Our wish is, through TTG, to contribute to caring for Mother Earth, by employing these holistic healing methods. Our wish is not just to practice biodynamic agriculture, but also to share it widely and help foster the expansion of biodynamics in Vietnam. Pioneering biodynamic agriculture in Vietnam, we decided to become a learning center, starting off with Module I in January 2017. This first module aimed to give an introduction to the basic principles of biodynamic agriculture, helping participants get in touch with the practice in a three-day course. In January 2018, we followed up with Module II, focusing both on reiterating the basic principles, and also including further materials for participants to expand their practice. The course included a mix of theoretical knowledge from Rudolf Steiner, as well as practical activities involving going out into the garden, looking at composting and preparing biodynamic supplements together. Through our courses, participants also get a sense of the community-life of TTG first hand, therefore experiencing Steiner’s integrated view of socio-economic life.

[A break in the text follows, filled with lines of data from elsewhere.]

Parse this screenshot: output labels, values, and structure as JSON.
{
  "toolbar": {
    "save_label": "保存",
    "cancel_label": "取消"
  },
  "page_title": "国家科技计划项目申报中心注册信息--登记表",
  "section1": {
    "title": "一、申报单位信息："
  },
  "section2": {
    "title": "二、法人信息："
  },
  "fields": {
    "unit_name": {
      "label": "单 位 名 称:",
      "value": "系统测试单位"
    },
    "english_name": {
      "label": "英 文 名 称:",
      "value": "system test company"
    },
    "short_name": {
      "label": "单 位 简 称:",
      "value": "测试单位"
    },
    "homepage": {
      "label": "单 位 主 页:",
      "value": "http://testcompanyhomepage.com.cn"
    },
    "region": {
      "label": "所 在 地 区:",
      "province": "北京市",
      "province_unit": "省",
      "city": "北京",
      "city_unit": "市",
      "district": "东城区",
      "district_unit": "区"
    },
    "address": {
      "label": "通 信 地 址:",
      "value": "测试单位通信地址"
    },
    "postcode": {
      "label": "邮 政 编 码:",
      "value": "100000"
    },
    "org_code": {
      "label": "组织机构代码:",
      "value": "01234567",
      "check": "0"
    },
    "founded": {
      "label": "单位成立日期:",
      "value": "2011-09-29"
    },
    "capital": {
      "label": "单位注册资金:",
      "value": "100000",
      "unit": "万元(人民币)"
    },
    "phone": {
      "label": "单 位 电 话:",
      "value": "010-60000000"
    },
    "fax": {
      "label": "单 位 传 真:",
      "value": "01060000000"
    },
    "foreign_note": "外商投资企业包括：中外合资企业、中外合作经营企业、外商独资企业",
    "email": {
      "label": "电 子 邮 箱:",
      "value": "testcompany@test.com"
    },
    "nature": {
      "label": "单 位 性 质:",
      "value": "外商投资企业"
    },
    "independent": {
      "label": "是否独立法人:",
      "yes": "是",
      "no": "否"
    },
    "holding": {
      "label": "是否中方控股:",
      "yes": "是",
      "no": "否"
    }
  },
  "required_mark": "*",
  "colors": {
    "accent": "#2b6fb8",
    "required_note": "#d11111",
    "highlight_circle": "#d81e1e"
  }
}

Follow-up modules we be posted in our Upcoming Events page

Deep Ecology & The Work that Reconnects

Deep Ecology, both a philosophy and a movement, is a term that was coined by the Norwegian mountaineer and philosopher Arne Naess in the 1970s. Deep Ecology challenges Anthropocentrism, the belief that humans are superior to other living beings in the universe, by offering a more Ecocentric view of life.

Schumacher College Deep Ecologist Dr. Stephan Harding describes Ecology as the scientific study of nature and Deep Ecology as the philosophical study of how we should relate to nature. For example, an ecological study of the water buffalo might teach about what the water buffalo eats, where it lives, or the composition of its family, not teaching individuals how they should relate to the water buffalo. Deep Ecology, however, strives to emphasize how to recognize the intrinsic value of the water buffalo (the value of the water buffalo beyond its usefulness to humans), teaching, as a result, how to respect, care for, and live in harmony with the water buffalo.

The Work that Reconnects is an educational framework that comes from the Deep Ecology tradition. Although many teachers, environmentalists, and spiritual leaders have contributed to WTR, the root teacher of this process is Dr. Joanna Macy. Macy developed the WTR practices over years of environmental activism and anti-nuclear work around the world. WTR and the Deep Ecology movement, are a direct response to the ecological challenges of our time. The philosophy of WTR is that humans are responsible for much of the harm done to nature including climate change, the mass extinction of species, soil degradation, and ocean acidification. This is due not only to our behaviors and systems, but also, our false assumption that nature is something separate from ourselves that we can exploit for our own gain. The ‘reconnects’ part of WTR refers to the reconnection with nature that must be made if we are to be responsible co-members in what Macy calls the ‘Web of Life’ (2014, pg. 61). What follows from this connection is a desire to protect our fragile environment and live in harmony with nature.

 

 

TWR Workshops and Deep Ecology events are posted on our Upcoming Events page.